The CD begins and ends with Ran alone, with two gorgeous versions of Autumn in New York, beautiful harmonies capturing the perfect fall day in the city with a touch of sentiment and regret.

Ghost Tones will take you to a Lonely Place, but it’s a place you’ll want to visit with Mr. Blake as your guide.

Saturday, March 21, 2015

Vicente/Marajamaki - Opacity


Luis Vicente - Trumpet
Jari Marajamaki - Electronics
Pedro Madaleno - Guitar on track 01
Marcelo dos Reis - Guitar on track 02
Miguel Mira - Cello on track 03
Valentin Ceccaldi - Cello on tracks 04, 06, 07

Opacity represents a change of pace from what I’ve heard of Portuguese trumpeter Luis Vicente, who has emerged over the past couple of years as a strong player, with Clocks and Clouds from 2014 one example that has garnered very positive reviews, including one from this blog. For this record Vicente teams up for the second time with Finland-born electronics artist Jari Marjamaki, the two having collaborated previously on Alternate Translations (Mimi Records, 2013). Contributions from either guitar or cello are also featured on six of the seven tracks.

The combination of trumpet with electronic textures immediately brings to mind those who have explored this area before, particularly Jon Hassell and Nils Petter Molvaer. Parts of Opacity have that Hassell/Molvaer/Ambient vibe you’d expect, but overall Vicente and Marjamaki do a good job subverting the genre by adding grit via the electronics and especially Vicente’s trumpet. It’s a tribute to the strength of Vicente’s conception that he for the most part avoids the two ditches that line this road: sounding bland and generic on the one hand, or like a straight-up Miles clone on the other.

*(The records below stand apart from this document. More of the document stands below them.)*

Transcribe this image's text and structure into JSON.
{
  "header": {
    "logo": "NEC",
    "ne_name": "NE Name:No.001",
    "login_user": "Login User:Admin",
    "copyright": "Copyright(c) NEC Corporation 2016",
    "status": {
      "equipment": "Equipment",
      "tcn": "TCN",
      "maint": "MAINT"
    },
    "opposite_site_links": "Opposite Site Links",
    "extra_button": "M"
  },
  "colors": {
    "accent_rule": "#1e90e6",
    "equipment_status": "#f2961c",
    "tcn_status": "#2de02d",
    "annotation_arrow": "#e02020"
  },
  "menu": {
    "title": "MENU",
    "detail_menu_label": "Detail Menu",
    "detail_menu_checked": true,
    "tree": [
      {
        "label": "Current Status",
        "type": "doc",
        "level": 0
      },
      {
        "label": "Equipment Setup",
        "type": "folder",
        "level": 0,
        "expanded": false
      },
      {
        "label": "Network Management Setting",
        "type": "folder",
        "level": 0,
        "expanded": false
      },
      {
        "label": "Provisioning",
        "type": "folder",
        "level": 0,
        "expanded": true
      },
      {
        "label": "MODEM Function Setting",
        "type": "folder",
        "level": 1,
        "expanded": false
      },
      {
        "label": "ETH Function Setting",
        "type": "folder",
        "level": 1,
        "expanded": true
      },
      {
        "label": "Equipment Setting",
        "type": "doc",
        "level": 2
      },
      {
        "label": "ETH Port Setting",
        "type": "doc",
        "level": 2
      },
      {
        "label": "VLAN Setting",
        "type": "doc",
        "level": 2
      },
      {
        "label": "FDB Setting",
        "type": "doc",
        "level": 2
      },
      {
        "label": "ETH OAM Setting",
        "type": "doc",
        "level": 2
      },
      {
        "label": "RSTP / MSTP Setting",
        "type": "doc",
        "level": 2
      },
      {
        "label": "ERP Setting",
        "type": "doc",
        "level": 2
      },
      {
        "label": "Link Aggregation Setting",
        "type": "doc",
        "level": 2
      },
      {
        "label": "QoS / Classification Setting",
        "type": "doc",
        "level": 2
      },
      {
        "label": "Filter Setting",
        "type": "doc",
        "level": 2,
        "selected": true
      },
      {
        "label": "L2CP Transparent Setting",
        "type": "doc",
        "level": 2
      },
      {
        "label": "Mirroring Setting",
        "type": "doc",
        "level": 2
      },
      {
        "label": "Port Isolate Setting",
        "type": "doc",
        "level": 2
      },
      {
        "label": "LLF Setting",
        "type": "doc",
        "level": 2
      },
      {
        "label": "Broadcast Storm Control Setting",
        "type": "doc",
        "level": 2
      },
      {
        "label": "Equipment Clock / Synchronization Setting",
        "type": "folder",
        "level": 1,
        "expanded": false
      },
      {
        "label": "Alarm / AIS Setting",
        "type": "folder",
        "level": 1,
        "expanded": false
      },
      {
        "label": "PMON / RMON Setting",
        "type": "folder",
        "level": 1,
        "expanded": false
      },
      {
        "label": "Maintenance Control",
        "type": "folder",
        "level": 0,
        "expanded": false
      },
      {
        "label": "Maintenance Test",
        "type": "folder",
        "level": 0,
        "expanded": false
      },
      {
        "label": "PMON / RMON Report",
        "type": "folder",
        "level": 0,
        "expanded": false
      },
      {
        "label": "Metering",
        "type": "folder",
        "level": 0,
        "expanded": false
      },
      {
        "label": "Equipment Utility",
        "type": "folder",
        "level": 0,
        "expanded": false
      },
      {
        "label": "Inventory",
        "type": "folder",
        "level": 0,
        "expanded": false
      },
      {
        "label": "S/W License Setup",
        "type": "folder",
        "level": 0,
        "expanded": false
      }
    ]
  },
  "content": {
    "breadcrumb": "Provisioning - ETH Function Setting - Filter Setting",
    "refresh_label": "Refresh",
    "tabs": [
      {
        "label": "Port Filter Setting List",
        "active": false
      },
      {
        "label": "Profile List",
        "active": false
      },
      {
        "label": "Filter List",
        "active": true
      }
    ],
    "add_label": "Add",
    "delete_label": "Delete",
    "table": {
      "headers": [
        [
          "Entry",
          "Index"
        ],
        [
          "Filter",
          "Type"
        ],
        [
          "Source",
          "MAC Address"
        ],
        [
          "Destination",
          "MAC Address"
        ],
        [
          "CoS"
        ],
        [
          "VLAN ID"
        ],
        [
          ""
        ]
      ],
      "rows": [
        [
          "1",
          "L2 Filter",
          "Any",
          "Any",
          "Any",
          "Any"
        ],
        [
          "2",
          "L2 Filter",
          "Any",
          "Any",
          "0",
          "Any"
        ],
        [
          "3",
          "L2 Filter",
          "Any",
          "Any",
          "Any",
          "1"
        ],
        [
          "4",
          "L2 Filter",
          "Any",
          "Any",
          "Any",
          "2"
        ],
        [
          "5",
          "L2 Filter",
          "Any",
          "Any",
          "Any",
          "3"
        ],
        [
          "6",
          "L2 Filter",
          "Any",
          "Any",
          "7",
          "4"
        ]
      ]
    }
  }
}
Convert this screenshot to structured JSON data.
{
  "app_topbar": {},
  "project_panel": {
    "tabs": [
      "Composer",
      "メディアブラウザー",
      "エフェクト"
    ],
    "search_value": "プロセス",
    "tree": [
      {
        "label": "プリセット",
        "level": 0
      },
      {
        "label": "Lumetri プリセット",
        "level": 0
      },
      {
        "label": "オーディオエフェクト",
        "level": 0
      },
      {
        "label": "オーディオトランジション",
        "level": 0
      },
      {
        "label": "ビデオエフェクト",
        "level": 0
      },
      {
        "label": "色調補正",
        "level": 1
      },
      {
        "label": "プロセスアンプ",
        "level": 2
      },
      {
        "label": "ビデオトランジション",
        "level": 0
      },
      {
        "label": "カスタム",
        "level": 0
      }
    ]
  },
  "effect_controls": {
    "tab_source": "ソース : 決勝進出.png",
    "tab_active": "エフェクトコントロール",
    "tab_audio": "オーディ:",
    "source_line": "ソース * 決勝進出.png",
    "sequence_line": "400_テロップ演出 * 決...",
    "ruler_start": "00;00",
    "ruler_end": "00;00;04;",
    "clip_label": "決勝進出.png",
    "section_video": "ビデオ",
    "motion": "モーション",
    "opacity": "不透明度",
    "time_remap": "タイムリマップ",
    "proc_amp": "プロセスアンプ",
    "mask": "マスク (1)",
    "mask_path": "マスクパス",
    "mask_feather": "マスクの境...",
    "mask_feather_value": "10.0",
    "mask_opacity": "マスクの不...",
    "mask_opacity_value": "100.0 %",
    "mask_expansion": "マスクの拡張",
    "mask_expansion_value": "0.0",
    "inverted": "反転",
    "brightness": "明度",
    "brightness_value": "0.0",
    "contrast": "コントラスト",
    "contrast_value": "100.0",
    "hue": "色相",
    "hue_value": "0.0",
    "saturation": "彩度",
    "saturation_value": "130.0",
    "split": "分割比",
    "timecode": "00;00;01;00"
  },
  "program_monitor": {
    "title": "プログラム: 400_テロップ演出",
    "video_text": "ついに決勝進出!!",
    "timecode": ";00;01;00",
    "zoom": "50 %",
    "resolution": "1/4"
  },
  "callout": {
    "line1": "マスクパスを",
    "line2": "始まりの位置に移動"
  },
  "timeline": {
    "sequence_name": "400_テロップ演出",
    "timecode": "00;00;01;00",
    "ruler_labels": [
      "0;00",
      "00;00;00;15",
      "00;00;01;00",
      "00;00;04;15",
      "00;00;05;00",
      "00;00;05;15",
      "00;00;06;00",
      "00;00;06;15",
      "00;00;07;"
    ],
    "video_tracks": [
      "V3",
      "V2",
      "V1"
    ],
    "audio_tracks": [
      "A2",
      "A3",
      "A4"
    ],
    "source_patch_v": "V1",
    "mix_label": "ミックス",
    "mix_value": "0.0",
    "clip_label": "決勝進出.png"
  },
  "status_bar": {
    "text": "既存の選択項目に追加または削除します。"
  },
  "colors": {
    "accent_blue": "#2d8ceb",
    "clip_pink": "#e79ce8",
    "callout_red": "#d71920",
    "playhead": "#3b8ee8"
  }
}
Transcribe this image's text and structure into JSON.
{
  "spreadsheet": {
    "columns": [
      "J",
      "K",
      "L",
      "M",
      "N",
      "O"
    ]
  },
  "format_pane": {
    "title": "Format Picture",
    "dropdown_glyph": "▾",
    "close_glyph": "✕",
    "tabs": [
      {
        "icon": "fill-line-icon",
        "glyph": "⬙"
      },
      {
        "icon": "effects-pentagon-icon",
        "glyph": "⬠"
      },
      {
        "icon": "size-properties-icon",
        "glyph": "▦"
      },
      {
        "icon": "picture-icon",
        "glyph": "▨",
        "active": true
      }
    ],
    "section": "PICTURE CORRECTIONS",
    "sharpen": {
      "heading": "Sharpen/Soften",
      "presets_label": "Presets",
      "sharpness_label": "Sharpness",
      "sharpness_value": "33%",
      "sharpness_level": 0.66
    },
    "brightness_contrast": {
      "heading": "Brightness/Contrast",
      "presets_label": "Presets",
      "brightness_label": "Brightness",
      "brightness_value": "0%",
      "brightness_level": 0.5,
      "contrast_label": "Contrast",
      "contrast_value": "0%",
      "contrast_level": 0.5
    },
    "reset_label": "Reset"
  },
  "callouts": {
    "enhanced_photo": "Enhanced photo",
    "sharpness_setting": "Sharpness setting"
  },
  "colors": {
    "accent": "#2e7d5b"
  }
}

Both musicians throw in enough variations in texture, tempo and rhythm to keep things interesting. Overall, Opacity conjures up frozen, forbidding landscapes, perfect for listening on a day in which winter will not yet give up its grip to spring.